Patient : My friend who is a 38 year old woman had pain in her knee behind the knee cap when kneeling and slight swelling that would respond to ice, elevation and ibuprofen. While playing with her daughter on her back, her daughter's weight caused her knee to bend and before she could respond due to the pain, the knee popped and caused level 10 pain. The next morning the pain was lower than before and now kneeling and full range movement has returned. Has she popped a swollen bursa? Is it panic time? Because I can't get her to go see a doctor.

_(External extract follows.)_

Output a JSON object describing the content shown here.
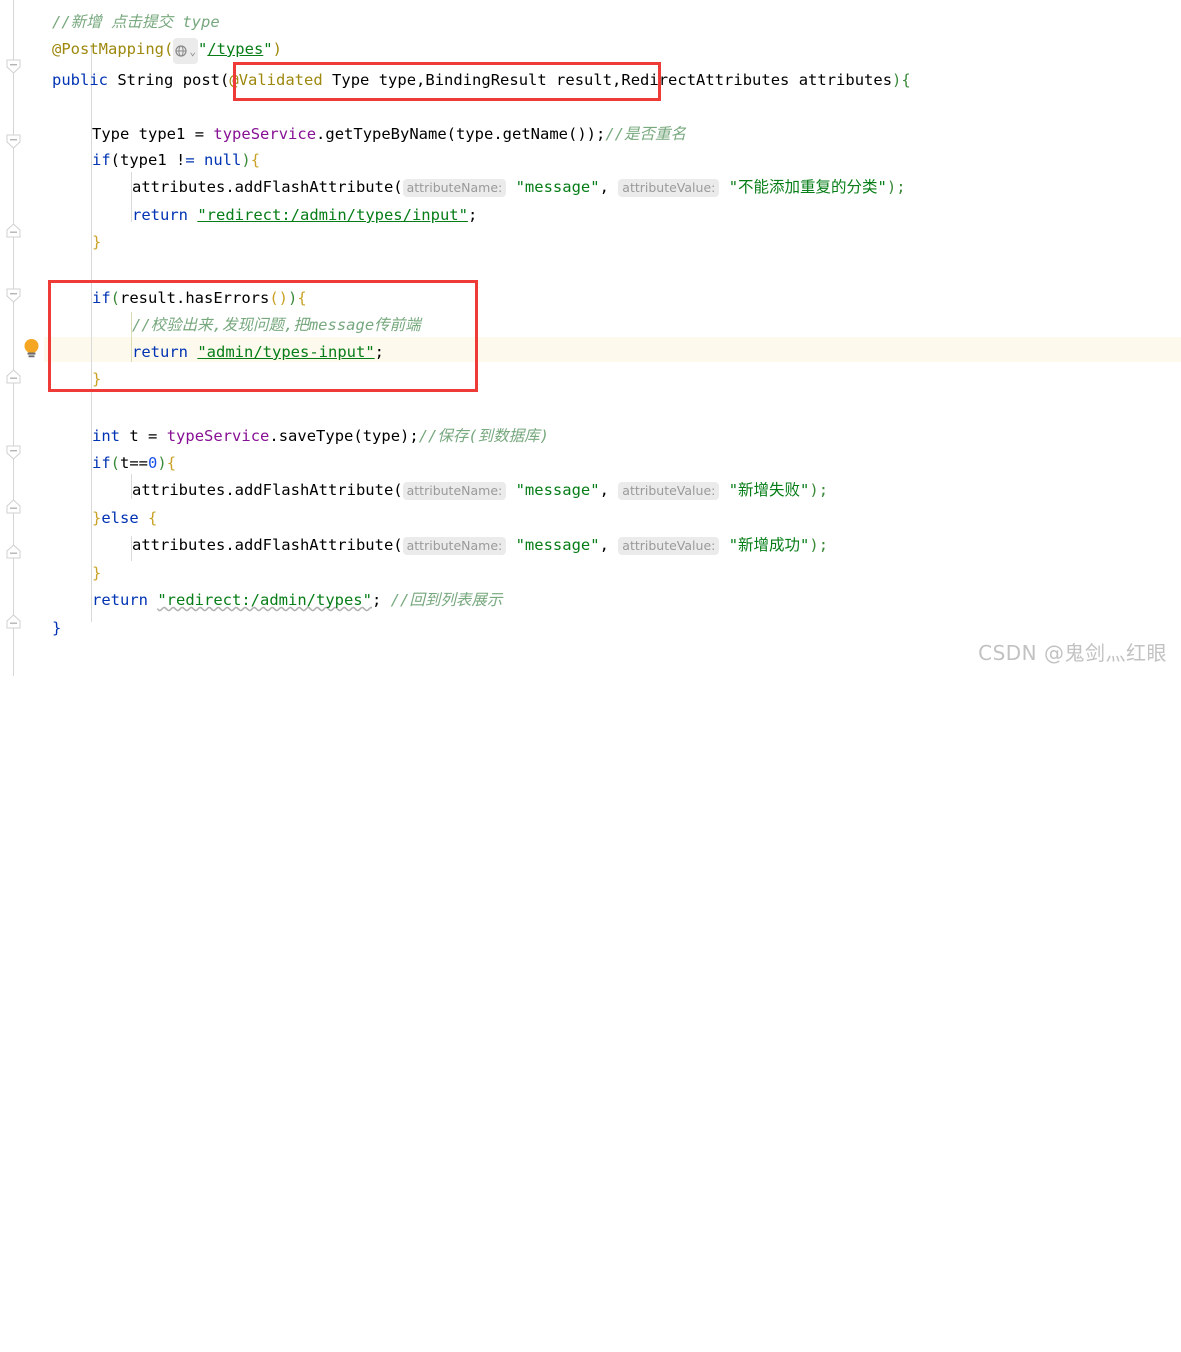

Most likely seems, according to your description, that your friend may have had a prepatellar bursitis, this might have been produced by the previous traumatism. The prepatellar bursa is a superficial bursa with a thin synovial lining located between the skin and the patella. Normally, it does not communicate with the joint space and contains a minimal amount of fluid; however, inflammation of the prepatellar bursa results in marked increase of fluid within its space, like a “golf ball”. It is a possibility that with her daughter’s weight the bursa got flattened. Apparently it looks as an uncomplicated knee injury that with conservative treatment has a great chance to improve, anyways if she notices one or more of the following symptoms: more inflammation, remarkable limitation on flexion-extension movements, locking of the knee, or instability, the next step would be an evaluation by an Orthopedic Surgeon. But if this is not the case, the suggested strategy would be: protection (avoid activities or movements that may produce pain, especially kneeling), local ice packs for periods no more than 15 minutes each time, and after, local hot compresses, you could use anti-inflammatory medication (i.e.: “Aleve”, “Advil”). The healing time is different for each patient but generally there is a progressive improvement during the next 4-6 weeks after the injury.
These Q&A’s are for educational purposes and should not be relied upon as a substitute for medical advice you may receive from your physician. If you have a medical emergency, please call 911. These answers do not constitute or initiate a patient/doctor relationship.